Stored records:
------
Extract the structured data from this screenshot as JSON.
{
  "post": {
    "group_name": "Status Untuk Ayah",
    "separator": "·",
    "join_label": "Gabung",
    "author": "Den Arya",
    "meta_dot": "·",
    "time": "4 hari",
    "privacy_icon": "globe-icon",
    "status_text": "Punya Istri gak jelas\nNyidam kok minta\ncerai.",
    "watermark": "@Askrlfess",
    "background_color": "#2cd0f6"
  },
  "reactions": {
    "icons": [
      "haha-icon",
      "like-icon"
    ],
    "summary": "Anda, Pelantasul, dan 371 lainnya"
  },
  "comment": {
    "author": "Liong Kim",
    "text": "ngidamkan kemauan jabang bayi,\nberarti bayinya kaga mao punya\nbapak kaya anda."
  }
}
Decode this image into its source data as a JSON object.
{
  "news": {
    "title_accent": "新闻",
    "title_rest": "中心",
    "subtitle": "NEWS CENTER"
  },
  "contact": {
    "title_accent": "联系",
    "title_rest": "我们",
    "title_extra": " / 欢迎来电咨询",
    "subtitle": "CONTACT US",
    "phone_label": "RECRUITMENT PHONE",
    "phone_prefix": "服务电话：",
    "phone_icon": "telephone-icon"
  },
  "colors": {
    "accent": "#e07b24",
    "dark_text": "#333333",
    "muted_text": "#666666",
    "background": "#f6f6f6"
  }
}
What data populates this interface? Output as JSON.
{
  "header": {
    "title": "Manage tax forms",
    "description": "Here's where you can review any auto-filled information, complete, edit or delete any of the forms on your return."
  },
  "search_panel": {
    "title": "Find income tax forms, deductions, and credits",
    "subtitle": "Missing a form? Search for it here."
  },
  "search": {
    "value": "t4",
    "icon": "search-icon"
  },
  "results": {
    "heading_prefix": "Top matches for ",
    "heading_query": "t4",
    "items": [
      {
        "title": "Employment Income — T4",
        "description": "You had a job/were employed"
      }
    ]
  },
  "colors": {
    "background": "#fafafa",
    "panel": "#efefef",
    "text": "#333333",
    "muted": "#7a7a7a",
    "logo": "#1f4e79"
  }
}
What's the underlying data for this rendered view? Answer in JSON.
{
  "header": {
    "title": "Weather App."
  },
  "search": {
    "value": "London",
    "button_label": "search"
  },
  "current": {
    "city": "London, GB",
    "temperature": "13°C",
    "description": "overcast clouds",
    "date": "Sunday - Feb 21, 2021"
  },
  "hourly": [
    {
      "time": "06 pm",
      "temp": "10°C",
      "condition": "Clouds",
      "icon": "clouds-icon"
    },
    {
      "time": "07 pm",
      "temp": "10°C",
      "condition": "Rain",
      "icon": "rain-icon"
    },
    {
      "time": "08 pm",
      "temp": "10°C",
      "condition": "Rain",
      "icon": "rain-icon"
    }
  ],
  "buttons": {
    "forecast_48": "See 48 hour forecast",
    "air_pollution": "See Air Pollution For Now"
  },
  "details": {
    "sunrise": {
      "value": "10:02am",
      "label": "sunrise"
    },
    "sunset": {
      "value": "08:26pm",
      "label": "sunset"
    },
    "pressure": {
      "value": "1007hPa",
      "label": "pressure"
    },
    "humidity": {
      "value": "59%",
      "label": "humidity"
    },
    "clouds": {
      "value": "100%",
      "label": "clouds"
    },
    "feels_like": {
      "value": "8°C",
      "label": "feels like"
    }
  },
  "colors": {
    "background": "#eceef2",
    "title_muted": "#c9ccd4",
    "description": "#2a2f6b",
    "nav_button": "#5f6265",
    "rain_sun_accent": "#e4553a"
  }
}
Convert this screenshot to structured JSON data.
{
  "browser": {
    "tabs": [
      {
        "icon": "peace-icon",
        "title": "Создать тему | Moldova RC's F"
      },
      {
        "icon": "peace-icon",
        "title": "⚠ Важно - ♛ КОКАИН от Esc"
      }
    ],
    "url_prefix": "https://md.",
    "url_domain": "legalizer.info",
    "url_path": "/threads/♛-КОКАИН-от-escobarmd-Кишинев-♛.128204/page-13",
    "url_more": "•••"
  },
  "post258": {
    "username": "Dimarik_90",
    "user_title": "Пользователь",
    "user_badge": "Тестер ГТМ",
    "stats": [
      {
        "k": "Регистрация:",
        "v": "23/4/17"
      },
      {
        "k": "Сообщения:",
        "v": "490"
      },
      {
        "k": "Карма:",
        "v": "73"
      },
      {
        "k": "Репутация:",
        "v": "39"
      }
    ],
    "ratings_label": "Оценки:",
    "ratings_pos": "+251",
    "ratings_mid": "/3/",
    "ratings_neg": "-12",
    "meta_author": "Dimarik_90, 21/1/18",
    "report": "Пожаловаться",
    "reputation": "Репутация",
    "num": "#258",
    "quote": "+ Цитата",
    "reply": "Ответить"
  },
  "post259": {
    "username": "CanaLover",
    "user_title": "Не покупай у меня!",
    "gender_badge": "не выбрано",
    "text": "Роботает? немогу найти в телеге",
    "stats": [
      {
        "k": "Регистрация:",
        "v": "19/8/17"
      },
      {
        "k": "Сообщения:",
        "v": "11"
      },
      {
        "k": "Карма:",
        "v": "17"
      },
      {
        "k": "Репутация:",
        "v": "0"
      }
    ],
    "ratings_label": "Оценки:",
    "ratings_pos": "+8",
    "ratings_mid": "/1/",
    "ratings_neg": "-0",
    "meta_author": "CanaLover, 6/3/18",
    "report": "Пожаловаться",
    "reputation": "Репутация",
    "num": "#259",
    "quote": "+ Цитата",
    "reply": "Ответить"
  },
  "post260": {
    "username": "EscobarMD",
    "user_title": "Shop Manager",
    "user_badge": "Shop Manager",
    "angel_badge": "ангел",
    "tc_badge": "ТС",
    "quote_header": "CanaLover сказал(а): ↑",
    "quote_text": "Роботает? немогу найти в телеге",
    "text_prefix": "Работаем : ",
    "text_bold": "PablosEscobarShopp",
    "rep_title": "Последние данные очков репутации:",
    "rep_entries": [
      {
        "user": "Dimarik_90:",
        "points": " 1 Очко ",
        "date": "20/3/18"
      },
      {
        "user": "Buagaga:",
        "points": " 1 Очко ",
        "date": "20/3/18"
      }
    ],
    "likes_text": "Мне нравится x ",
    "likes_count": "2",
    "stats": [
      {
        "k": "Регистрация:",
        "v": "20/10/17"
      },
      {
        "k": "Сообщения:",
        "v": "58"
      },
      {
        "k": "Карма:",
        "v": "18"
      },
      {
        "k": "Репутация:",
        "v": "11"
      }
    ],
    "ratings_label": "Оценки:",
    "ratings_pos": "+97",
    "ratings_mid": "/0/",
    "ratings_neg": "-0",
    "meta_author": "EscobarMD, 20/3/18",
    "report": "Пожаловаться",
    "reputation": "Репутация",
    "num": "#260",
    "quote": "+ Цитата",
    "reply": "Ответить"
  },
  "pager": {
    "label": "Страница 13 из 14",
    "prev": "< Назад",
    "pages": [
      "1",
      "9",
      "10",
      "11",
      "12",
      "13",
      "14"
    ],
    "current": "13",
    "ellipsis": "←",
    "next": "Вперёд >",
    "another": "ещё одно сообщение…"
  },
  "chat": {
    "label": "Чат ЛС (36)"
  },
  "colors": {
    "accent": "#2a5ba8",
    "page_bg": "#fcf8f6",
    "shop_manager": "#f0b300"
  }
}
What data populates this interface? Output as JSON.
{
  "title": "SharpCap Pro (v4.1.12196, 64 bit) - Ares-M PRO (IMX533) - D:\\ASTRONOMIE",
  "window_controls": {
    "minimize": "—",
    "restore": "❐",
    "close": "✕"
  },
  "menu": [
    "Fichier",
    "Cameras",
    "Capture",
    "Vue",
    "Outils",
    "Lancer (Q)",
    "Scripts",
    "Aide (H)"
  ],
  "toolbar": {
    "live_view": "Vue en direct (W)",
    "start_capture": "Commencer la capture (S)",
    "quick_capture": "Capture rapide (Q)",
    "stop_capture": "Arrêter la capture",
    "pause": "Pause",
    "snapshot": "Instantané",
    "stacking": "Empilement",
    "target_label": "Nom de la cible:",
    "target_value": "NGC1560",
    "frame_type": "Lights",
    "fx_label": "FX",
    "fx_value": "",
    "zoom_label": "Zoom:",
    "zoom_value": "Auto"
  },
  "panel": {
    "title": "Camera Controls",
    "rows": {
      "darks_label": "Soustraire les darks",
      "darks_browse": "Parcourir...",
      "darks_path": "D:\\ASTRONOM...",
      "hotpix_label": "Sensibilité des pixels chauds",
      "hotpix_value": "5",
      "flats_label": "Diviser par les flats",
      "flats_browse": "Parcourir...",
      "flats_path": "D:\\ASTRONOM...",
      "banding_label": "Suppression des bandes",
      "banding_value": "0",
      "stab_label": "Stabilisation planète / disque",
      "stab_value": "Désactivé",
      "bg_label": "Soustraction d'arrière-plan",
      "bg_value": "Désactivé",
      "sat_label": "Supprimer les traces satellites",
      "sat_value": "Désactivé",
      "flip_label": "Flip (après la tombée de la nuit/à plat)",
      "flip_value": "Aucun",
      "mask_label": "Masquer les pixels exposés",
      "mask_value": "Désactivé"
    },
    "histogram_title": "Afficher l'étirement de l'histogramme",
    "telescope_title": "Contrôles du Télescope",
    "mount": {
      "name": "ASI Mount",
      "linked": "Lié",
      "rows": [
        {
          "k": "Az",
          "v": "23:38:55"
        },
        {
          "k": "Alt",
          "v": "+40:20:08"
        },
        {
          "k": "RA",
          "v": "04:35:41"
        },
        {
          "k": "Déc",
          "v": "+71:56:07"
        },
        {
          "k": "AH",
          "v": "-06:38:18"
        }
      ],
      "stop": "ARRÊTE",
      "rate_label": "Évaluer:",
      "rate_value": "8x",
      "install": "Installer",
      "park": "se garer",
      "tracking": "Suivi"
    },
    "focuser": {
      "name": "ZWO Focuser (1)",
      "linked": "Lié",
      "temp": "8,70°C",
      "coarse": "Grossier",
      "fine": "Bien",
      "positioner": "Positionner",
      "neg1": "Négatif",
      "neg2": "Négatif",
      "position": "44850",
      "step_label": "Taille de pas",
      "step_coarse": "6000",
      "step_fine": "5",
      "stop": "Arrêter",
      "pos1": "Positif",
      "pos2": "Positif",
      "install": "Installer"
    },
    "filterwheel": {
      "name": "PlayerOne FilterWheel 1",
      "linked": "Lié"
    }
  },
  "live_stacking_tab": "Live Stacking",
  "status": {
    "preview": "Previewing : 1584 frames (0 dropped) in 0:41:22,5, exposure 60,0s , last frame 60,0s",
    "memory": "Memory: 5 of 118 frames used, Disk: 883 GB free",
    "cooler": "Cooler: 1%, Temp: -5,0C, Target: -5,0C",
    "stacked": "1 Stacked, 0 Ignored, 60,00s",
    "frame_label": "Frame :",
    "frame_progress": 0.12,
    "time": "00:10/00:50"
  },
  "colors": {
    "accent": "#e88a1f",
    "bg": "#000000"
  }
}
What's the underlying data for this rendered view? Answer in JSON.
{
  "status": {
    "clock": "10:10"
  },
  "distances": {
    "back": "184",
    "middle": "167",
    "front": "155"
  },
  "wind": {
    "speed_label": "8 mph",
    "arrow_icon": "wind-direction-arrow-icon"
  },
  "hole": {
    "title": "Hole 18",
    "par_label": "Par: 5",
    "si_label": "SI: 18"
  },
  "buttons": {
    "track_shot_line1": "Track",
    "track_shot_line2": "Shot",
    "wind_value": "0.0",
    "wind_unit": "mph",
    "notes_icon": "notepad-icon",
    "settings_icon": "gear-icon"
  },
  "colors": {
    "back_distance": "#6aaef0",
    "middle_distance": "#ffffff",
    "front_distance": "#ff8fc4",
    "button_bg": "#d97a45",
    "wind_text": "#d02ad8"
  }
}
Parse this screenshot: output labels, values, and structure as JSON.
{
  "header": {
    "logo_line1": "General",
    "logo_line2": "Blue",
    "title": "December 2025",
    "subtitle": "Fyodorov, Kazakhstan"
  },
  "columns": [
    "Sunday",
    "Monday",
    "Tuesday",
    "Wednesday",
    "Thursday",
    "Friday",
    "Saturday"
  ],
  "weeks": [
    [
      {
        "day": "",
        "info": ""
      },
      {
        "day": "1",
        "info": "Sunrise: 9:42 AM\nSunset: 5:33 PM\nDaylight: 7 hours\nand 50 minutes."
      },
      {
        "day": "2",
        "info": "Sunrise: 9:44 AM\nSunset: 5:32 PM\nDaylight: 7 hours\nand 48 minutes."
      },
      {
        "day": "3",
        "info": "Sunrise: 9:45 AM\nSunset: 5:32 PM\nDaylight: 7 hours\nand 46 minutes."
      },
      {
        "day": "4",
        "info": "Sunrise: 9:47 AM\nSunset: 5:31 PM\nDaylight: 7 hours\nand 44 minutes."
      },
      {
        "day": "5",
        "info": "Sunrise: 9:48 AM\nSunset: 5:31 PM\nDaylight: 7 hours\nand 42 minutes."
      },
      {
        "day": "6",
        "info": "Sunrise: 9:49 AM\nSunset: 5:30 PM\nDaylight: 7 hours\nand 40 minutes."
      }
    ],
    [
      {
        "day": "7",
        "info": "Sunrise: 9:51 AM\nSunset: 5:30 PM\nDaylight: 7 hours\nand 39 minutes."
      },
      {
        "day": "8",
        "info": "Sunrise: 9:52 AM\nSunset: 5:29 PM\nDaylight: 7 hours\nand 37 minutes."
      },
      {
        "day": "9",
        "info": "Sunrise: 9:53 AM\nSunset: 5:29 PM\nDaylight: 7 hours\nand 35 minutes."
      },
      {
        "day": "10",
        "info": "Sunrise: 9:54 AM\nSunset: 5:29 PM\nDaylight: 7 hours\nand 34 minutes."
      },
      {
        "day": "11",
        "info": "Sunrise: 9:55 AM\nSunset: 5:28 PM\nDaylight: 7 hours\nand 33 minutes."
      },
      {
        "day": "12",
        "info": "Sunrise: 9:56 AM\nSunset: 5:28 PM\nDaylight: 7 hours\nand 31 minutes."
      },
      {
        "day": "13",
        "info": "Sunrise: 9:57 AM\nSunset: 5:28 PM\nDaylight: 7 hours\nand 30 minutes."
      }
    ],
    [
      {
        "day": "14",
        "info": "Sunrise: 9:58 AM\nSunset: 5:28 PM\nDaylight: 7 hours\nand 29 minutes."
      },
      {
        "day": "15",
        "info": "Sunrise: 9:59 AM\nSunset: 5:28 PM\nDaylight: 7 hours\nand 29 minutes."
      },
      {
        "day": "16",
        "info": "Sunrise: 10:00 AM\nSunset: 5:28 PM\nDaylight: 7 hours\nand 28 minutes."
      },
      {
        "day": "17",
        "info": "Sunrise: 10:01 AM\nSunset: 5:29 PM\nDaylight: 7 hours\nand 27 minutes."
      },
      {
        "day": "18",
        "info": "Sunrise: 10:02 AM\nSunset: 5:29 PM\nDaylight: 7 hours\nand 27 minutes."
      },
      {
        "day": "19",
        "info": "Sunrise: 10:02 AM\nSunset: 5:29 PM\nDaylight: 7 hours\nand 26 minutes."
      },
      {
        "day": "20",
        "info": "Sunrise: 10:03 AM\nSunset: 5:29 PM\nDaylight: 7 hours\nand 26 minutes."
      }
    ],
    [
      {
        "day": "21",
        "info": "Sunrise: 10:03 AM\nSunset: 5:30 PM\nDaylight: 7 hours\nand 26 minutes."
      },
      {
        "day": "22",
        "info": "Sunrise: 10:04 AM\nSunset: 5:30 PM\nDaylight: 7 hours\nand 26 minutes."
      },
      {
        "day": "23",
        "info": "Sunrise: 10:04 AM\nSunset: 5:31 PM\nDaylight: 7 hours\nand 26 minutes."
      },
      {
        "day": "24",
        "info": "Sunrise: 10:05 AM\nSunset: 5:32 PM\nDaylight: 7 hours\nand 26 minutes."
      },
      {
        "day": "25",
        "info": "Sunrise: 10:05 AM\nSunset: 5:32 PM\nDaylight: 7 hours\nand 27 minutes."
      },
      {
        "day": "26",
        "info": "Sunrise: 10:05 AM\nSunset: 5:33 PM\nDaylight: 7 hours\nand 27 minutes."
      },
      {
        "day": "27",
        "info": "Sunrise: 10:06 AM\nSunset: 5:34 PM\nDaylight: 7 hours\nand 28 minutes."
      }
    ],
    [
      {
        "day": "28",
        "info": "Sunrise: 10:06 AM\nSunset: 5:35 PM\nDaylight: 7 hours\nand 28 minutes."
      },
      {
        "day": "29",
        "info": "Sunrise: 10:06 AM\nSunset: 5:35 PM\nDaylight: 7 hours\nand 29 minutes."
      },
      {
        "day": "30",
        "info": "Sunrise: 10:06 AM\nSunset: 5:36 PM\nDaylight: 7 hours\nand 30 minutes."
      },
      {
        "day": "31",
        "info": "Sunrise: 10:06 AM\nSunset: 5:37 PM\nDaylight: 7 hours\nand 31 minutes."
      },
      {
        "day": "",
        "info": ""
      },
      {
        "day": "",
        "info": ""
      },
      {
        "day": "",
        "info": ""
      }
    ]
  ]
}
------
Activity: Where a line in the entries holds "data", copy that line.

Answer to this task:
Extract the structured data from this screenshot as JSON.
Decode this image into its source data as a JSON object.
What data populates this interface? Output as JSON.
What's the underlying data for this rendered view? Answer in JSON.
Convert this screenshot to structured JSON data.
What data populates this interface? Output as JSON.
What's the underlying data for this rendered view? Answer in JSON.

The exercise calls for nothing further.